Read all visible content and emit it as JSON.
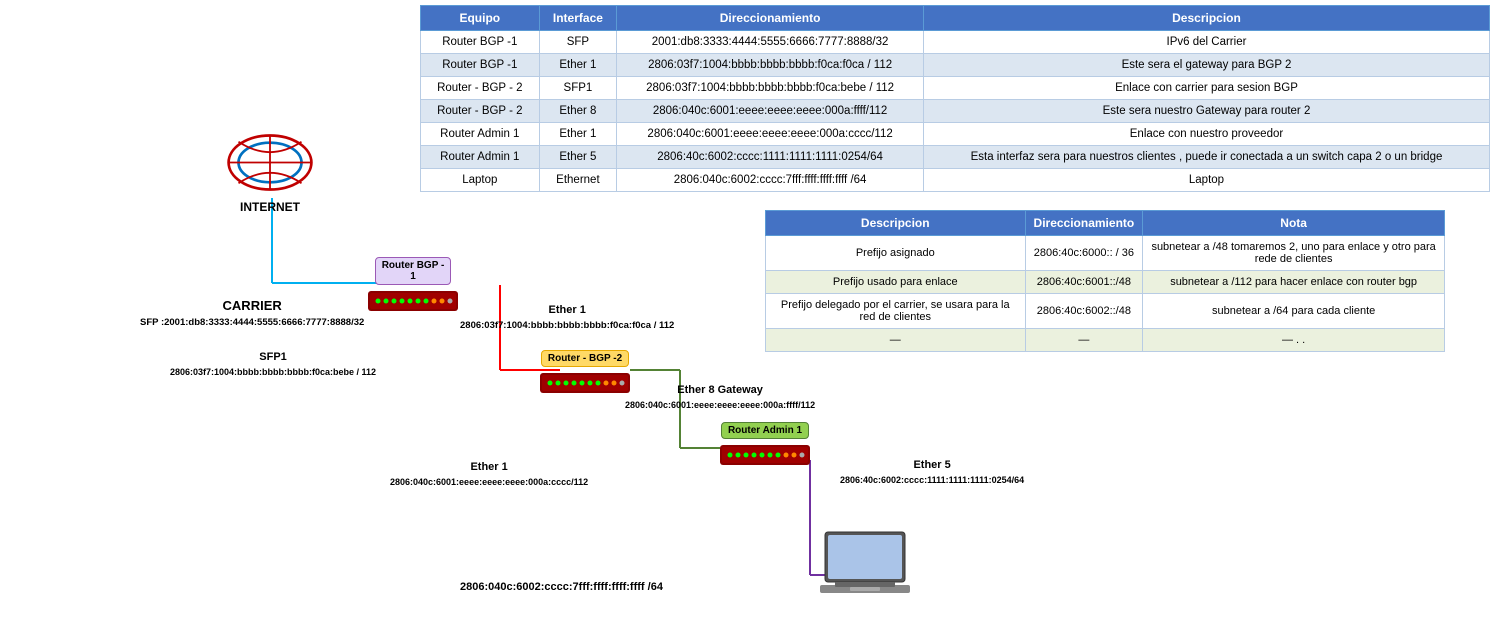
{
  "mainTable": {
    "headers": [
      "Equipo",
      "Interface",
      "Direccionamiento",
      "Descripcion"
    ],
    "rows": [
      [
        "Router BGP -1",
        "SFP",
        "2001:db8:3333:4444:5555:6666:7777:8888/32",
        "IPv6 del Carrier"
      ],
      [
        "Router BGP -1",
        "Ether 1",
        "2806:03f7:1004:bbbb:bbbb:bbbb:f0ca:f0ca / 112",
        "Este sera el gateway para BGP 2"
      ],
      [
        "Router - BGP - 2",
        "SFP1",
        "2806:03f7:1004:bbbb:bbbb:bbbb:f0ca:bebe / 112",
        "Enlace con carrier para sesion BGP"
      ],
      [
        "Router - BGP - 2",
        "Ether 8",
        "2806:040c:6001:eeee:eeee:eeee:000a:ffff/112",
        "Este sera nuestro Gateway para router 2"
      ],
      [
        "Router Admin 1",
        "Ether 1",
        "2806:040c:6001:eeee:eeee:eeee:000a:cccc/112",
        "Enlace con nuestro proveedor"
      ],
      [
        "Router Admin 1",
        "Ether 5",
        "2806:40c:6002:cccc:1111:1111:1111:0254/64",
        "Esta interfaz sera para nuestros clientes , puede ir conectada a un switch capa 2 o un bridge"
      ],
      [
        "Laptop",
        "Ethernet",
        "2806:040c:6002:cccc:7fff:ffff:ffff:ffff /64",
        "Laptop"
      ]
    ]
  },
  "secTable": {
    "headers": [
      "Descripcion",
      "Direccionamiento",
      "Nota"
    ],
    "rows": [
      [
        "Prefijo asignado",
        "2806:40c:6000:: / 36",
        "subnetear a /48  tomaremos 2, uno para enlace y otro para rede de clientes"
      ],
      [
        "Prefijo usado para enlace",
        "2806:40c:6001::/48",
        "subnetear a /112 para hacer enlace con router bgp"
      ],
      [
        "Prefijo delegado por el carrier, se usara para la red de clientes",
        "2806:40c:6002::/48",
        "subnetear a /64 para cada cliente"
      ],
      [
        "—",
        "—",
        "— . ."
      ]
    ]
  },
  "diagram": {
    "internetLabel": "INTERNET",
    "carrier": {
      "label": "CARRIER",
      "sfp": "SFP :2001:db8:3333:4444:5555:6666:7777:8888/32"
    },
    "routerBGP1": {
      "label": "Router BGP -\n1",
      "ether1Label": "Ether 1",
      "ether1Addr": "2806:03f7:1004:bbbb:bbbb:bbbb:f0ca:f0ca / 112"
    },
    "routerBGP2": {
      "label": "Router - BGP -2",
      "sfp1Label": "SFP1",
      "sfp1Addr": "2806:03f7:1004:bbbb:bbbb:bbbb:f0ca:bebe / 112",
      "ether8Label": "Ether 8 Gateway",
      "ether8Addr": "2806:040c:6001:eeee:eeee:eeee:000a:ffff/112",
      "ether1Label": "Ether 1",
      "ether1Addr": "2806:040c:6001:eeee:eeee:eeee:000a:cccc/112"
    },
    "routerAdmin1": {
      "label": "Router Admin 1",
      "ether5Label": "Ether 5",
      "ether5Addr": "2806:40c:6002:cccc:1111:1111:1111:0254/64"
    },
    "laptop": {
      "addr": "2806:040c:6002:cccc:7fff:ffff:ffff:ffff /64"
    }
  }
}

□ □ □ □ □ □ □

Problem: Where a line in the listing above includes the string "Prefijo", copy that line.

Result below:
        "Prefijo asignado",
        "Prefijo usado para enlace",
        "Prefijo delegado por el carrier, se usara para la red de clientes",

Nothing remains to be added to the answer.